(Entries from a dataset of interfaces)
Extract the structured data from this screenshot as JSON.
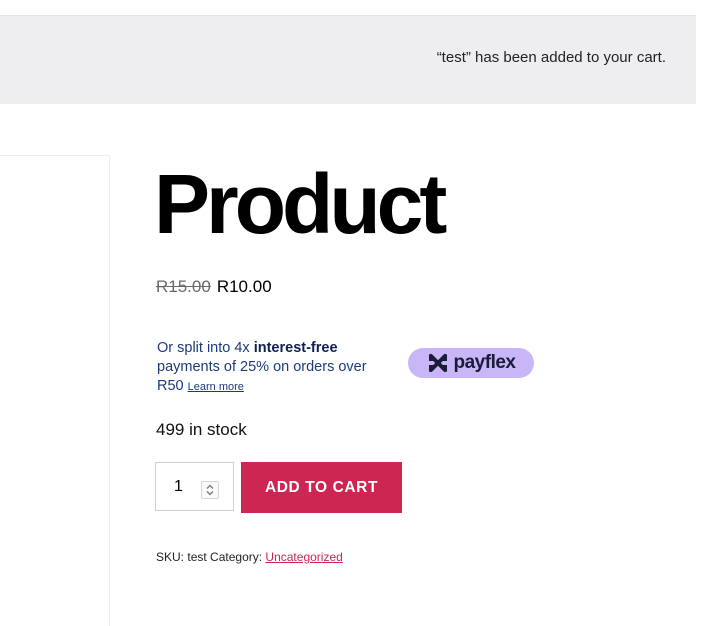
{
  "notice": {
    "message": "“test” has been added to your cart."
  },
  "product": {
    "title": "Product",
    "old_price": "R15.00",
    "price": "R10.00",
    "stock": "499 in stock",
    "quantity": "1",
    "add_to_cart_label": "ADD TO CART"
  },
  "payflex": {
    "line_prefix": "Or split into 4x ",
    "highlight": "interest-free",
    "line_rest": " payments of 25% on orders over R50 ",
    "learn_more": "Learn more",
    "logo_text": "payflex"
  },
  "meta": {
    "sku_label": "SKU:",
    "sku_value": "test",
    "category_label": "Category:",
    "category_value": "Uncategorized"
  },
  "colors": {
    "accent": "#cd2653",
    "payflex_bg": "#c8b6f6",
    "notice_bg": "#eeeef0"
  }
}
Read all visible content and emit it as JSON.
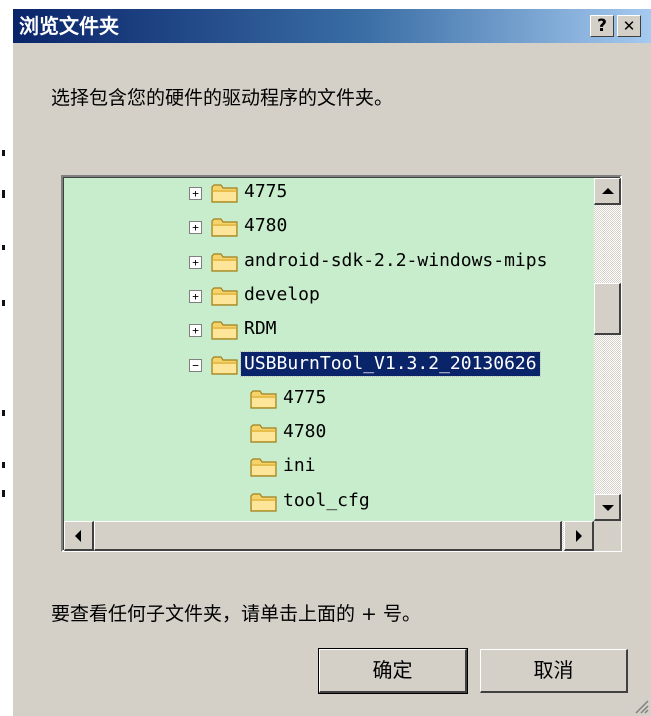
{
  "window": {
    "title": "浏览文件夹",
    "help_label": "?",
    "close_label": "✕"
  },
  "prompt": "选择包含您的硬件的驱动程序的文件夹。",
  "tree": {
    "rows": [
      {
        "label": "4775",
        "expander": "+",
        "level": 1,
        "selected": false
      },
      {
        "label": "4780",
        "expander": "+",
        "level": 1,
        "selected": false
      },
      {
        "label": "android-sdk-2.2-windows-mips",
        "expander": "+",
        "level": 1,
        "selected": false
      },
      {
        "label": "develop",
        "expander": "+",
        "level": 1,
        "selected": false
      },
      {
        "label": "RDM",
        "expander": "+",
        "level": 1,
        "selected": false
      },
      {
        "label": "USBBurnTool_V1.3.2_20130626",
        "expander": "−",
        "level": 1,
        "selected": true,
        "open": true
      },
      {
        "label": "4775",
        "expander": "",
        "level": 2,
        "selected": false
      },
      {
        "label": "4780",
        "expander": "",
        "level": 2,
        "selected": false
      },
      {
        "label": "ini",
        "expander": "",
        "level": 2,
        "selected": false
      },
      {
        "label": "tool_cfg",
        "expander": "",
        "level": 2,
        "selected": false
      }
    ],
    "folder_icon": "folder-icon",
    "colors": {
      "background": "#c7edcc",
      "selection": "#0a246a"
    }
  },
  "hint": "要查看任何子文件夹，请单击上面的 + 号。",
  "buttons": {
    "ok_label": "确定",
    "cancel_label": "取消"
  }
}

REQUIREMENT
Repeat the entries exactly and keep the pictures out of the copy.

SOLUTION FOR THIS PROBLEM
Extract the structured data from this screenshot as JSON.
{
  "notice": {
    "message": "“test” has been added to your cart."
  },
  "product": {
    "title": "Product",
    "old_price": "R15.00",
    "price": "R10.00",
    "stock": "499 in stock",
    "quantity": "1",
    "add_to_cart_label": "ADD TO CART"
  },
  "payflex": {
    "line_prefix": "Or split into 4x ",
    "highlight": "interest-free",
    "line_rest": " payments of 25% on orders over R50 ",
    "learn_more": "Learn more",
    "logo_text": "payflex"
  },
  "meta": {
    "sku_label": "SKU:",
    "sku_value": "test",
    "category_label": "Category:",
    "category_value": "Uncategorized"
  },
  "colors": {
    "accent": "#cd2653",
    "payflex_bg": "#c8b6f6",
    "notice_bg": "#eeeef0"
  }
}
Read all visible content and emit it as JSON.
{
  "window": {
    "title": "浏览文件夹",
    "help_label": "?",
    "close_label": "✕"
  },
  "prompt": "选择包含您的硬件的驱动程序的文件夹。",
  "tree": {
    "rows": [
      {
        "label": "4775",
        "expander": "+",
        "level": 1,
        "selected": false
      },
      {
        "label": "4780",
        "expander": "+",
        "level": 1,
        "selected": false
      },
      {
        "label": "android-sdk-2.2-windows-mips",
        "expander": "+",
        "level": 1,
        "selected": false
      },
      {
        "label": "develop",
        "expander": "+",
        "level": 1,
        "selected": false
      },
      {
        "label": "RDM",
        "expander": "+",
        "level": 1,
        "selected": false
      },
      {
        "label": "USBBurnTool_V1.3.2_20130626",
        "expander": "−",
        "level": 1,
        "selected": true,
        "open": true
      },
      {
        "label": "4775",
        "expander": "",
        "level": 2,
        "selected": false
      },
      {
        "label": "4780",
        "expander": "",
        "level": 2,
        "selected": false
      },
      {
        "label": "ini",
        "expander": "",
        "level": 2,
        "selected": false
      },
      {
        "label": "tool_cfg",
        "expander": "",
        "level": 2,
        "selected": false
      }
    ],
    "folder_icon": "folder-icon",
    "colors": {
      "background": "#c7edcc",
      "selection": "#0a246a"
    }
  },
  "hint": "要查看任何子文件夹，请单击上面的 + 号。",
  "buttons": {
    "ok_label": "确定",
    "cancel_label": "取消"
  }
}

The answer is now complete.